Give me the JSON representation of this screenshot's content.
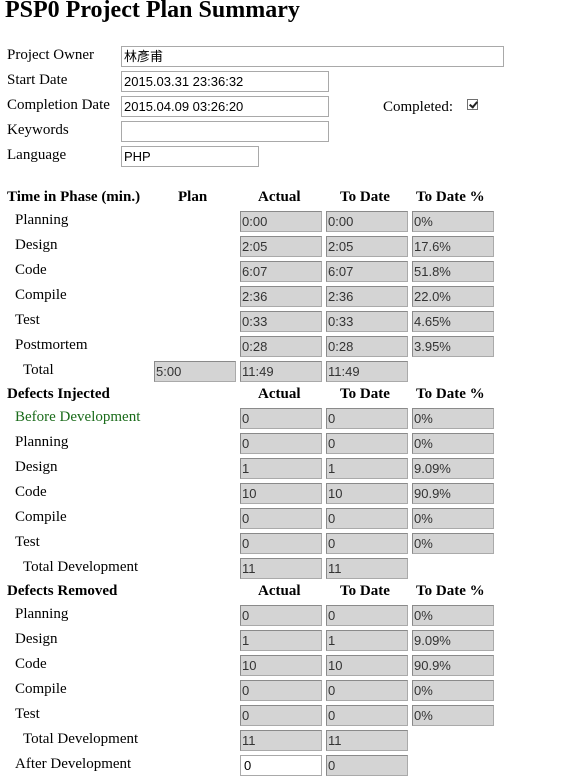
{
  "title": "PSP0 Project Plan Summary",
  "info": {
    "owner_label": "Project Owner",
    "owner_value": "林彥甫",
    "start_label": "Start Date",
    "start_value": "2015.03.31 23:36:32",
    "completion_label": "Completion Date",
    "completion_value": "2015.04.09 03:26:20",
    "completed_label": "Completed:",
    "completed_checked": true,
    "keywords_label": "Keywords",
    "keywords_value": "",
    "language_label": "Language",
    "language_value": "PHP"
  },
  "time": {
    "header": "Time in Phase (min.)",
    "col_plan": "Plan",
    "col_actual": "Actual",
    "col_todate": "To Date",
    "col_todate_pct": "To Date %",
    "rows": [
      {
        "name": "Planning",
        "actual": "0:00",
        "todate": "0:00",
        "pct": "0%"
      },
      {
        "name": "Design",
        "actual": "2:05",
        "todate": "2:05",
        "pct": "17.6%"
      },
      {
        "name": "Code",
        "actual": "6:07",
        "todate": "6:07",
        "pct": "51.8%"
      },
      {
        "name": "Compile",
        "actual": "2:36",
        "todate": "2:36",
        "pct": "22.0%"
      },
      {
        "name": "Test",
        "actual": "0:33",
        "todate": "0:33",
        "pct": "4.65%"
      },
      {
        "name": "Postmortem",
        "actual": "0:28",
        "todate": "0:28",
        "pct": "3.95%"
      }
    ],
    "total": {
      "name": "Total",
      "plan": "5:00",
      "actual": "11:49",
      "todate": "11:49"
    }
  },
  "injected": {
    "header": "Defects Injected",
    "col_actual": "Actual",
    "col_todate": "To Date",
    "col_todate_pct": "To Date %",
    "rows": [
      {
        "name": "Before Development",
        "actual": "0",
        "todate": "0",
        "pct": "0%"
      },
      {
        "name": "Planning",
        "actual": "0",
        "todate": "0",
        "pct": "0%"
      },
      {
        "name": "Design",
        "actual": "1",
        "todate": "1",
        "pct": "9.09%"
      },
      {
        "name": "Code",
        "actual": "10",
        "todate": "10",
        "pct": "90.9%"
      },
      {
        "name": "Compile",
        "actual": "0",
        "todate": "0",
        "pct": "0%"
      },
      {
        "name": "Test",
        "actual": "0",
        "todate": "0",
        "pct": "0%"
      }
    ],
    "total": {
      "name": "Total Development",
      "actual": "11",
      "todate": "11"
    }
  },
  "removed": {
    "header": "Defects Removed",
    "col_actual": "Actual",
    "col_todate": "To Date",
    "col_todate_pct": "To Date %",
    "rows": [
      {
        "name": "Planning",
        "actual": "0",
        "todate": "0",
        "pct": "0%"
      },
      {
        "name": "Design",
        "actual": "1",
        "todate": "1",
        "pct": "9.09%"
      },
      {
        "name": "Code",
        "actual": "10",
        "todate": "10",
        "pct": "90.9%"
      },
      {
        "name": "Compile",
        "actual": "0",
        "todate": "0",
        "pct": "0%"
      },
      {
        "name": "Test",
        "actual": "0",
        "todate": "0",
        "pct": "0%"
      }
    ],
    "total": {
      "name": "Total Development",
      "actual": "11",
      "todate": "11"
    },
    "after": {
      "name": "After Development",
      "actual": "0",
      "todate": "0"
    }
  }
}
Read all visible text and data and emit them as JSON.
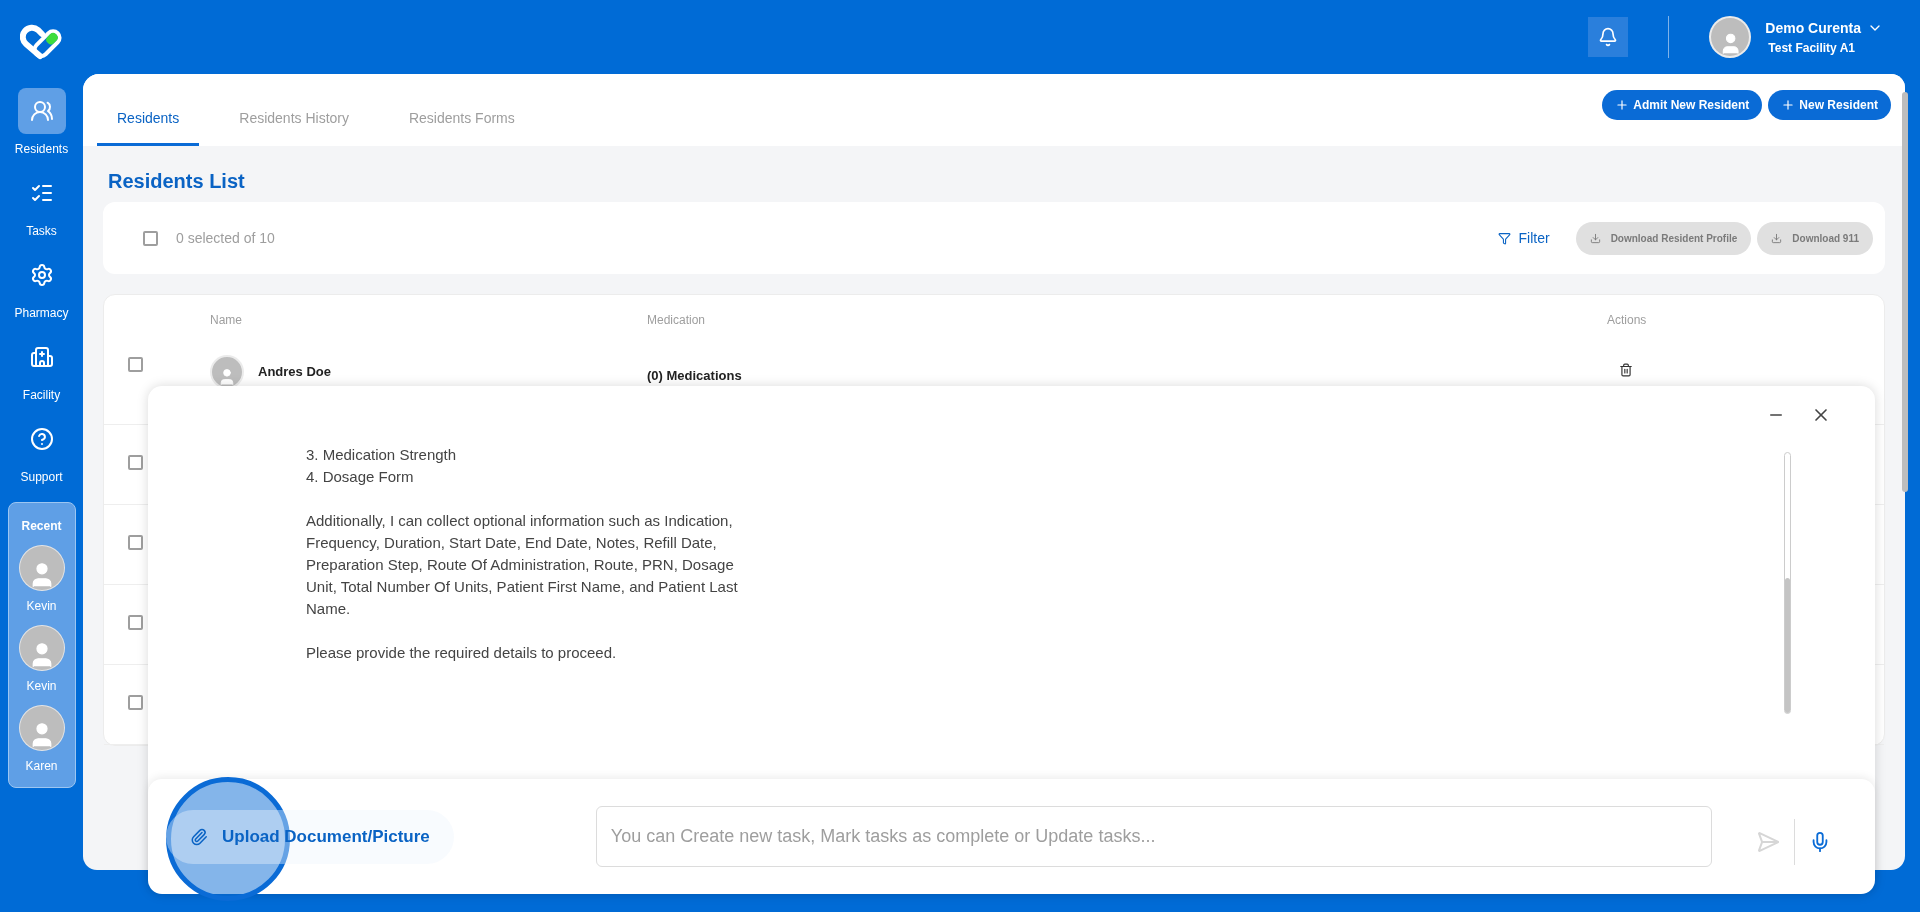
{
  "header": {
    "user_name": "Demo Curenta",
    "facility": "Test Facility A1"
  },
  "sidebar": {
    "items": [
      {
        "kind": "residents",
        "label": "Residents",
        "selected": true
      },
      {
        "kind": "tasks",
        "label": "Tasks",
        "selected": false
      },
      {
        "kind": "pharmacy",
        "label": "Pharmacy",
        "selected": false
      },
      {
        "kind": "facility",
        "label": "Facility",
        "selected": false
      },
      {
        "kind": "support",
        "label": "Support",
        "selected": false
      }
    ],
    "recent": {
      "title": "Recent",
      "people": [
        "Kevin",
        "Kevin",
        "Karen"
      ]
    }
  },
  "tabs": [
    {
      "label": "Residents",
      "selected": true
    },
    {
      "label": "Residents History",
      "selected": false
    },
    {
      "label": "Residents Forms",
      "selected": false
    }
  ],
  "header_buttons": [
    "Admit New Resident",
    "New Resident"
  ],
  "list_title": "Residents List",
  "toolbar": {
    "select_all_checked": false,
    "selection": "0 selected of 10",
    "filter": "Filter",
    "downloads": [
      {
        "label": "Download Resident Profile",
        "disabled": true
      },
      {
        "label": "Download 911",
        "disabled": true
      }
    ]
  },
  "table": {
    "columns": [
      "Name",
      "Medication",
      "Actions"
    ],
    "rows": [
      {
        "name": "Andres Doe",
        "medication": "(0) Medications",
        "checked": false
      },
      {
        "checked": false
      },
      {
        "checked": false
      },
      {
        "checked": false
      },
      {
        "checked": false
      }
    ]
  },
  "chat": {
    "message_lines": [
      "3. Medication Strength",
      "4. Dosage Form"
    ],
    "paragraphs": [
      "Additionally, I can collect optional information such as Indication, Frequency, Duration, Start Date, End Date, Notes, Refill Date, Preparation Step, Route Of Administration, Route, PRN, Dosage Unit, Total Number Of Units, Patient First Name, and Patient Last Name.",
      "Please provide the required details to proceed."
    ],
    "upload": "Upload Document/Picture",
    "input_placeholder": "You can Create new task, Mark tasks as complete or Update tasks...",
    "highlight": true
  }
}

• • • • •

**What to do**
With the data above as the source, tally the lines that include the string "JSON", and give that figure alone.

**Your solution**
2